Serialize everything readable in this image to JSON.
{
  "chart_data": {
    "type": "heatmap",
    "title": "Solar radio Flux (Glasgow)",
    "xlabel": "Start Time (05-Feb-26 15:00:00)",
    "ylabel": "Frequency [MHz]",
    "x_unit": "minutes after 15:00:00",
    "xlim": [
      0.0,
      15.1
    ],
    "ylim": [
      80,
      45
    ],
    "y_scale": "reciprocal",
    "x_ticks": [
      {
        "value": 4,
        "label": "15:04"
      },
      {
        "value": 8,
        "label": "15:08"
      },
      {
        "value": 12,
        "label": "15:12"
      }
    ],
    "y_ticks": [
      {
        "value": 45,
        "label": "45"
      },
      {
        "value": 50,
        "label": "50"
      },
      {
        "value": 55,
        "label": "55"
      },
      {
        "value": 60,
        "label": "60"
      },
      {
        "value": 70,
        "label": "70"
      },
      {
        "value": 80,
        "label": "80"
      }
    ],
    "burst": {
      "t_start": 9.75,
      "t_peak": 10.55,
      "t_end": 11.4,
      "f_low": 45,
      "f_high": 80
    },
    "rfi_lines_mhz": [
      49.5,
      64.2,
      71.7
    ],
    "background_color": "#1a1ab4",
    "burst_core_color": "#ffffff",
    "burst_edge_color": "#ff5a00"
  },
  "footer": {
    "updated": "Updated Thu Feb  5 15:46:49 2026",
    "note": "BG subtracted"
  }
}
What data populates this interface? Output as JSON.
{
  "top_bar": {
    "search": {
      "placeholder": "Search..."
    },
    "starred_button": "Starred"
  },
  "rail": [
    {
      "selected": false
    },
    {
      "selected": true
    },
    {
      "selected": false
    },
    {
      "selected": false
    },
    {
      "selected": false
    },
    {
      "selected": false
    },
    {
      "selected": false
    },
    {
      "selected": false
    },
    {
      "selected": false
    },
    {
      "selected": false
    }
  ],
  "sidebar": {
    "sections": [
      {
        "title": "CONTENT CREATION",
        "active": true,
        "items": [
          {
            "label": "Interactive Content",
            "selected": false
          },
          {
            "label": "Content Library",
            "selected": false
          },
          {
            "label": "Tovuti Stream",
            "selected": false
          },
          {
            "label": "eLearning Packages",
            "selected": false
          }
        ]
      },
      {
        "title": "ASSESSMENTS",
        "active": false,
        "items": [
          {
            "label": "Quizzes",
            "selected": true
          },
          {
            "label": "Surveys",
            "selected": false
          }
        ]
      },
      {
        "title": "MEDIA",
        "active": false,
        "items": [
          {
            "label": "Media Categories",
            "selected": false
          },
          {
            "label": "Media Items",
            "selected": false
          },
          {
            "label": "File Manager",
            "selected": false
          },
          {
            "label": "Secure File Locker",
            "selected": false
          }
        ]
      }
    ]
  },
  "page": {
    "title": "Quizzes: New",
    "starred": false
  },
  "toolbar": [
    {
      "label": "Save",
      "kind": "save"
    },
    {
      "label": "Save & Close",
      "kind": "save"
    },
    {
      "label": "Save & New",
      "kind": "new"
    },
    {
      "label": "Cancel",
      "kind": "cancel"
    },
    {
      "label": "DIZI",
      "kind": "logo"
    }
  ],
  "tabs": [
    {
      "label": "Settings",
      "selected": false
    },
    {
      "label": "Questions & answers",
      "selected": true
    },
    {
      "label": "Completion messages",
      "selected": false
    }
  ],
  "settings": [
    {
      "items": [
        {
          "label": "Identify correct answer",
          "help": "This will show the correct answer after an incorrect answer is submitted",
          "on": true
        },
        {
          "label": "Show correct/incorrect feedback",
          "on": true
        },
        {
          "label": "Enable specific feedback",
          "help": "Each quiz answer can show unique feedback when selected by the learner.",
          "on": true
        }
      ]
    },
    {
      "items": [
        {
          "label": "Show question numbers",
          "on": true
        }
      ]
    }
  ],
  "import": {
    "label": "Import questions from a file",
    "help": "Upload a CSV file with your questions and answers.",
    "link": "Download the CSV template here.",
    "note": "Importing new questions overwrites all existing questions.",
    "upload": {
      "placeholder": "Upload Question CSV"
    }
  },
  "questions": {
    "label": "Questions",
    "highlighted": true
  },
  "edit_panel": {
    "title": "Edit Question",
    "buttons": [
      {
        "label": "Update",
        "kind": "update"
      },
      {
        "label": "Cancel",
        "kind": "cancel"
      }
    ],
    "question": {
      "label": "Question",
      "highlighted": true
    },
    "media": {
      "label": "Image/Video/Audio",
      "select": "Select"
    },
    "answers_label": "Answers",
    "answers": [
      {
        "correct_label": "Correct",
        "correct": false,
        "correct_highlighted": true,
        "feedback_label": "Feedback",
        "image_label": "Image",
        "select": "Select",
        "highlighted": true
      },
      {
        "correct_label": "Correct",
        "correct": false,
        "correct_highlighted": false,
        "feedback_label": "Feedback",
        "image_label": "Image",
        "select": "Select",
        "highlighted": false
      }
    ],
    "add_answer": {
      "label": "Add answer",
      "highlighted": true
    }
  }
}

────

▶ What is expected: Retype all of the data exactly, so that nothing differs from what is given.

▶ The completed task:
Serialize everything readable in this image to JSON.
{
  "chart_data": {
    "type": "heatmap",
    "title": "Solar radio Flux (Glasgow)",
    "xlabel": "Start Time (05-Feb-26 15:00:00)",
    "ylabel": "Frequency [MHz]",
    "x_unit": "minutes after 15:00:00",
    "xlim": [
      0.0,
      15.1
    ],
    "ylim": [
      80,
      45
    ],
    "y_scale": "reciprocal",
    "x_ticks": [
      {
        "value": 4,
        "label": "15:04"
      },
      {
        "value": 8,
        "label": "15:08"
      },
      {
        "value": 12,
        "label": "15:12"
      }
    ],
    "y_ticks": [
      {
        "value": 45,
        "label": "45"
      },
      {
        "value": 50,
        "label": "50"
      },
      {
        "value": 55,
        "label": "55"
      },
      {
        "value": 60,
        "label": "60"
      },
      {
        "value": 70,
        "label": "70"
      },
      {
        "value": 80,
        "label": "80"
      }
    ],
    "burst": {
      "t_start": 9.75,
      "t_peak": 10.55,
      "t_end": 11.4,
      "f_low": 45,
      "f_high": 80
    },
    "rfi_lines_mhz": [
      49.5,
      64.2,
      71.7
    ],
    "background_color": "#1a1ab4",
    "burst_core_color": "#ffffff",
    "burst_edge_color": "#ff5a00"
  },
  "footer": {
    "updated": "Updated Thu Feb  5 15:46:49 2026",
    "note": "BG subtracted"
  }
}
What data populates this interface? Output as JSON.
{
  "top_bar": {
    "search": {
      "placeholder": "Search..."
    },
    "starred_button": "Starred"
  },
  "rail": [
    {
      "selected": false
    },
    {
      "selected": true
    },
    {
      "selected": false
    },
    {
      "selected": false
    },
    {
      "selected": false
    },
    {
      "selected": false
    },
    {
      "selected": false
    },
    {
      "selected": false
    },
    {
      "selected": false
    },
    {
      "selected": false
    }
  ],
  "sidebar": {
    "sections": [
      {
        "title": "CONTENT CREATION",
        "active": true,
        "items": [
          {
            "label": "Interactive Content",
            "selected": false
          },
          {
            "label": "Content Library",
            "selected": false
          },
          {
            "label": "Tovuti Stream",
            "selected": false
          },
          {
            "label": "eLearning Packages",
            "selected": false
          }
        ]
      },
      {
        "title": "ASSESSMENTS",
        "active": false,
        "items": [
          {
            "label": "Quizzes",
            "selected": true
          },
          {
            "label": "Surveys",
            "selected": false
          }
        ]
      },
      {
        "title": "MEDIA",
        "active": false,
        "items": [
          {
            "label": "Media Categories",
            "selected": false
          },
          {
            "label": "Media Items",
            "selected": false
          },
          {
            "label": "File Manager",
            "selected": false
          },
          {
            "label": "Secure File Locker",
            "selected": false
          }
        ]
      }
    ]
  },
  "page": {
    "title": "Quizzes: New",
    "starred": false
  },
  "toolbar": [
    {
      "label": "Save",
      "kind": "save"
    },
    {
      "label": "Save & Close",
      "kind": "save"
    },
    {
      "label": "Save & New",
      "kind": "new"
    },
    {
      "label": "Cancel",
      "kind": "cancel"
    },
    {
      "label": "DIZI",
      "kind": "logo"
    }
  ],
  "tabs": [
    {
      "label": "Settings",
      "selected": false
    },
    {
      "label": "Questions & answers",
      "selected": true
    },
    {
      "label": "Completion messages",
      "selected": false
    }
  ],
  "settings": [
    {
      "items": [
        {
          "label": "Identify correct answer",
          "help": "This will show the correct answer after an incorrect answer is submitted",
          "on": true
        },
        {
          "label": "Show correct/incorrect feedback",
          "on": true
        },
        {
          "label": "Enable specific feedback",
          "help": "Each quiz answer can show unique feedback when selected by the learner.",
          "on": true
        }
      ]
    },
    {
      "items": [
        {
          "label": "Show question numbers",
          "on": true
        }
      ]
    }
  ],
  "import": {
    "label": "Import questions from a file",
    "help": "Upload a CSV file with your questions and answers.",
    "link": "Download the CSV template here.",
    "note": "Importing new questions overwrites all existing questions.",
    "upload": {
      "placeholder": "Upload Question CSV"
    }
  },
  "questions": {
    "label": "Questions",
    "highlighted": true
  },
  "edit_panel": {
    "title": "Edit Question",
    "buttons": [
      {
        "label": "Update",
        "kind": "update"
      },
      {
        "label": "Cancel",
        "kind": "cancel"
      }
    ],
    "question": {
      "label": "Question",
      "highlighted": true
    },
    "media": {
      "label": "Image/Video/Audio",
      "select": "Select"
    },
    "answers_label": "Answers",
    "answers": [
      {
        "correct_label": "Correct",
        "correct": false,
        "correct_highlighted": true,
        "feedback_label": "Feedback",
        "image_label": "Image",
        "select": "Select",
        "highlighted": true
      },
      {
        "correct_label": "Correct",
        "correct": false,
        "correct_highlighted": false,
        "feedback_label": "Feedback",
        "image_label": "Image",
        "select": "Select",
        "highlighted": false
      }
    ],
    "add_answer": {
      "label": "Add answer",
      "highlighted": true
    }
  }
}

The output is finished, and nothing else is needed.